* INPUT DATA:
- - -

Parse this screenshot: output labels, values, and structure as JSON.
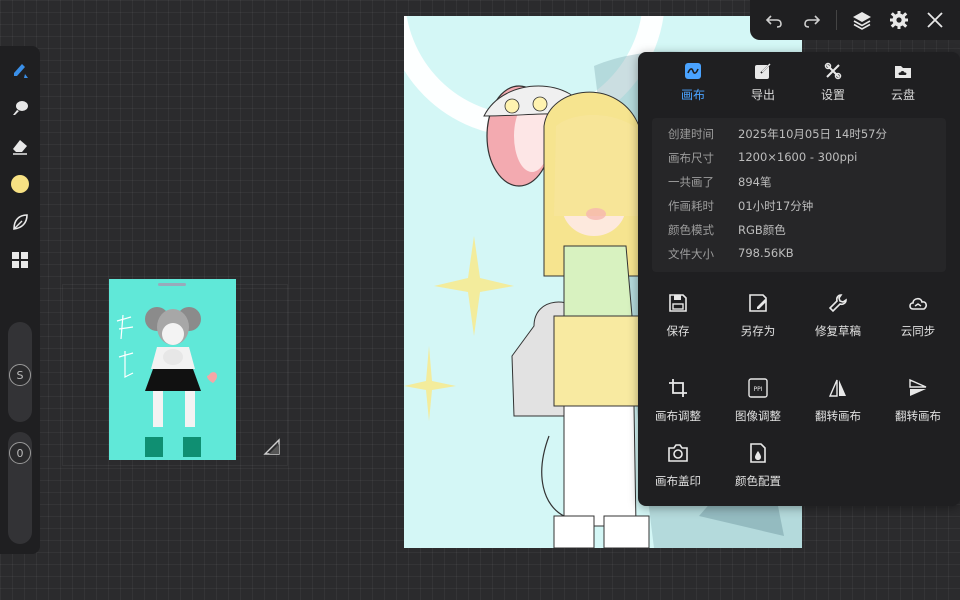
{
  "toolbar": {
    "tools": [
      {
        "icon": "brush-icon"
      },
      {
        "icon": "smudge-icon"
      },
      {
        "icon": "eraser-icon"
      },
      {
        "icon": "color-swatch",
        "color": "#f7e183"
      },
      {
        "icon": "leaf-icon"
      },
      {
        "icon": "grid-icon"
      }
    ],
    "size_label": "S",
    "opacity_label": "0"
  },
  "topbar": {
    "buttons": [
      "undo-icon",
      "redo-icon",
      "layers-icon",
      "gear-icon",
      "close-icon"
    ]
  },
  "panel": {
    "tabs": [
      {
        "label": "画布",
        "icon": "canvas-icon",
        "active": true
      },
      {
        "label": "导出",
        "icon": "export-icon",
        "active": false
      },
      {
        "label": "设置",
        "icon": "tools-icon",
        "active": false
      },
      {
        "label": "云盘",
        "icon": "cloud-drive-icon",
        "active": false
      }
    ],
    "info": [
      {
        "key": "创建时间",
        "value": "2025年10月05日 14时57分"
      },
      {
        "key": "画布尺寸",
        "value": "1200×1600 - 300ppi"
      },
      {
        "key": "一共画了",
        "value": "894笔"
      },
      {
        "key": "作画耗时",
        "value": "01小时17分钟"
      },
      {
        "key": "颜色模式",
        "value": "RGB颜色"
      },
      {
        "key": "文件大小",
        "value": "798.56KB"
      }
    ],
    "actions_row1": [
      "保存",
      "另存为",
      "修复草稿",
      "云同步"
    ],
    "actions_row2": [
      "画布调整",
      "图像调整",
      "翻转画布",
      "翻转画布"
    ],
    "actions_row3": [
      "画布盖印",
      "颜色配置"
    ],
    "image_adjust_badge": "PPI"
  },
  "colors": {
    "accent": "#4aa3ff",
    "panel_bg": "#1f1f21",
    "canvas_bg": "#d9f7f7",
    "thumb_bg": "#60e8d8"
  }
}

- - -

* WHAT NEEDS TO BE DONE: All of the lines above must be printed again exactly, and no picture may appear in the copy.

* OUTPUT FOR THIS EXERCISE:
Parse this screenshot: output labels, values, and structure as JSON.
{
  "toolbar": {
    "tools": [
      {
        "icon": "brush-icon"
      },
      {
        "icon": "smudge-icon"
      },
      {
        "icon": "eraser-icon"
      },
      {
        "icon": "color-swatch",
        "color": "#f7e183"
      },
      {
        "icon": "leaf-icon"
      },
      {
        "icon": "grid-icon"
      }
    ],
    "size_label": "S",
    "opacity_label": "0"
  },
  "topbar": {
    "buttons": [
      "undo-icon",
      "redo-icon",
      "layers-icon",
      "gear-icon",
      "close-icon"
    ]
  },
  "panel": {
    "tabs": [
      {
        "label": "画布",
        "icon": "canvas-icon",
        "active": true
      },
      {
        "label": "导出",
        "icon": "export-icon",
        "active": false
      },
      {
        "label": "设置",
        "icon": "tools-icon",
        "active": false
      },
      {
        "label": "云盘",
        "icon": "cloud-drive-icon",
        "active": false
      }
    ],
    "info": [
      {
        "key": "创建时间",
        "value": "2025年10月05日 14时57分"
      },
      {
        "key": "画布尺寸",
        "value": "1200×1600 - 300ppi"
      },
      {
        "key": "一共画了",
        "value": "894笔"
      },
      {
        "key": "作画耗时",
        "value": "01小时17分钟"
      },
      {
        "key": "颜色模式",
        "value": "RGB颜色"
      },
      {
        "key": "文件大小",
        "value": "798.56KB"
      }
    ],
    "actions_row1": [
      "保存",
      "另存为",
      "修复草稿",
      "云同步"
    ],
    "actions_row2": [
      "画布调整",
      "图像调整",
      "翻转画布",
      "翻转画布"
    ],
    "actions_row3": [
      "画布盖印",
      "颜色配置"
    ],
    "image_adjust_badge": "PPI"
  },
  "colors": {
    "accent": "#4aa3ff",
    "panel_bg": "#1f1f21",
    "canvas_bg": "#d9f7f7",
    "thumb_bg": "#60e8d8"
  }
}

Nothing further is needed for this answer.